Never in my life had I seen so many stars as I did that night camped out at Indian Gardens, perched midway between the Colorado River and the South Rim of the Grand Canyon. As usual, I couldn’t sleep. A handful of loud Aussie college kids and a large Chinese family kept the noise level pretty high for wintertime here, though I managed to keep them all a few campsites away with my wild, unshaven look. My new tent had a little plastic window. I peeked out and beheld a nightscape blushing in white light. I slipped on my boots and slipped outside. The crescent moon, filtered through a vague halo, beamed like some newly known bioluminescent creature from the deep. The moon rinsed stream-fed cottonwoods marble white, painting their towering, crisp shadows on the uneven, rock-dotted ground. And stars hooked themselves onto the asterisk arms of other stars.

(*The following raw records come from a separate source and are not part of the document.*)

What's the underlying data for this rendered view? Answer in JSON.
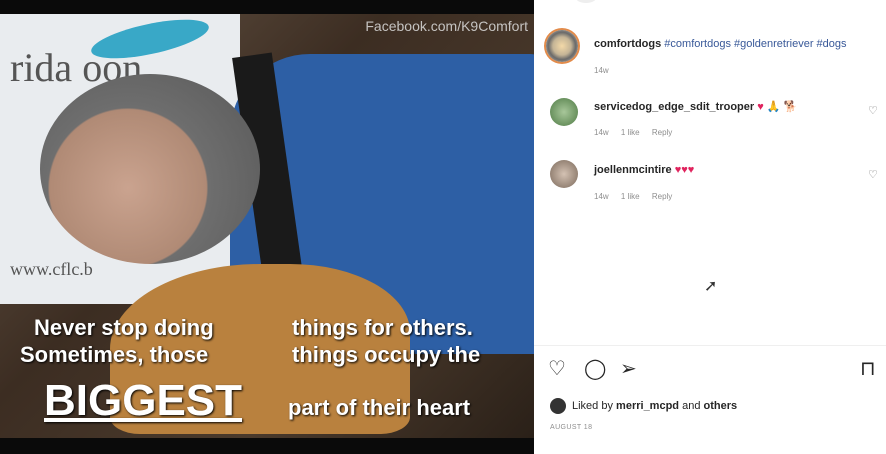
{
  "image": {
    "watermark": "Facebook.com/K9Comfort",
    "banner_text": "rida    oon",
    "banner_url": "www.cflc.b",
    "caption": {
      "line1a": "Never stop doing",
      "line1b": "things for others.",
      "line2a": "Sometimes, those",
      "line2b": "things occupy the",
      "big": "BIGGEST",
      "line3": "part of their heart"
    }
  },
  "post": {
    "author": "comfortdogs",
    "hashtags": "#comfortdogs #goldenretriever #dogs",
    "time": "14w"
  },
  "comments": [
    {
      "username": "servicedog_edge_sdit_trooper",
      "text": "♥ 🙏 🐕",
      "time": "14w",
      "likes": "1 like",
      "reply": "Reply"
    },
    {
      "username": "joellenmcintire",
      "text": "♥♥♥",
      "time": "14w",
      "likes": "1 like",
      "reply": "Reply"
    }
  ],
  "actions": {
    "like_icon": "heart-outline",
    "comment_icon": "comment-bubble",
    "share_icon": "paper-plane",
    "save_icon": "bookmark"
  },
  "likes": {
    "prefix": "Liked by",
    "user": "merri_mcpd",
    "and": "and",
    "others": "others"
  },
  "date": "AUGUST 18"
}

Mesas watching with me cast half-mile specters on the vertical redwall silhouettes of other ramparts. Subdued ivory beams liberated the monoliths from the blackness. And the sandy cottonwoods now seemed like tropical palms on a South Sea beach. On the South Rim, the twinkling lights of Grand Canyon Village melded in with the stars. The village lights were their own constellation, floating above the rimrock.
It’s funny how one moment pays for a whole trip. I’d been fatigued and sick and cold and more than once wished I was home in my comfortable bed. But these few moments with sky changed my mind.
After I finished scribbling this down in my tent under a flashlight with a bad ‘off’ button, I closed down my writer’s studio and stepped outside again. Unremitting black. Show over. The moon had drifted behind the South Rim. Only the lights of Grand Canyon Village kept me company now.
© 2015 by Michael C. Just